Ah, I read tail light. A number of new cars access the head light bulbs by removing the fender liner in the front wheel well.

You buy HVAC cabin air filters from Amazon. They cost around 20 bucks. That’s a non-essential right there.

“Induction system cleaning” is a bunch of BS. Buy yourself a engine intake air filter, again from Amazon, and replace it yourself. The longest part of the process will be the YouTube video you watch to learn how to get the gottverdamt air filter housing open…

“Fuel Injector Cleaning” is fuel additive potion they sell you because you can’t tell if it actually did anything. EDIT: What it’s actually made of is a special oil they refine from a very special kind of snake found only in Madagascar. And if you believe that, then I’ve got a bridge I’d like to sell you…

Speaking from the pulpit: “Leave your power steering and rear diff the hell alone.” The only reason my diff leaks now is because some asshat opened it up at one of these lube shacks for a “complementary inspection” like yours. You ever seen differential lube? It’s thick stuff and doesn’t wear out. You won’t own that car long enough to worry about wear on the diff. Power steering is a hydraulic system. Hydraulic oil isn’t for cleaning or lubricating, it’s for pushing. The only reason to jack with it is if it is leaking (just top it up and find the leak) or looks creamy (water got in).

Your tranny is a cloudy answer: Nowadays manufacturers make a lot of sealed transmissions that really aren’t designed to require service regularly. They fill it at the factory and assume it will outlast the rest of the car. I don’t know whether yours is sealed or not. If it is, again, don’t jack with it. The mechanic likes to sell this because a fluid “flush/exchange/blessing/etc…” is a low-risk procedure that allows them to bill a few hours. Even if they jack something up, you won’t find it until you’ve gone many miles down the road and they will say it wasn’t their fault. Is this procedure useful? No. Is it going to hurt anything: Only your wallet.

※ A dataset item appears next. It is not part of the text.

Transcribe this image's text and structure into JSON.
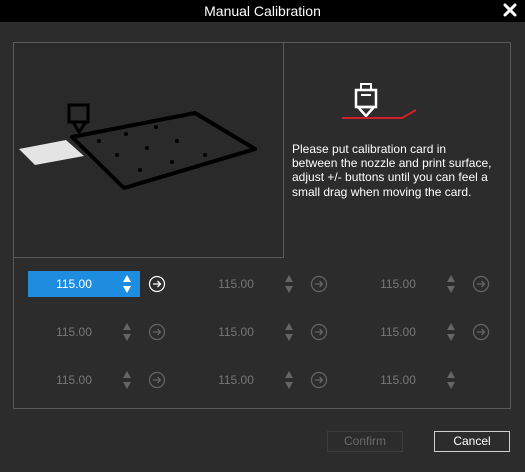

Caveat: if it’s not a sealed transmission, then I would reverse, and tell you it probably wouldn’t hurt to change it out at 100k miles. My reasoning here is my own opinion and likely to have me hung from the tallest tree in the county: Don’t change it because of dirty oil or any of that stuff. Automatic transmissions are big meshing gears, not honed precision surfaces ground to 0.0000001” tolerance. Wear on those gears is a fact of life. You check the ATF fluid to make sure A) It’s full of fluid (auto transmission is a hydraulic system. Works best with adequate fluid levels.) B) because in an unsealed transmission the fluid could theoretically absorb water from contact with ambient air. Get enough of that and the lube properties will break down, at which point wear will become a significant factor.

Hopefully somebody else here has a personal story about point B. I’ve always heard its possible, but I don’t know anyone whose ever dealt with water in the ATF. May be a bunch of BS. Either way, if it’s an unsealed transmission, you can worry about that at 100k miles. Or 125k.

Anyways this is all my personal opinion. Somebody will disagree here and that’s OK too.


From first hand experience, if it’s cvt get it serviced. A new cvt installed from Nissan is about $5500. I found this out the hard way.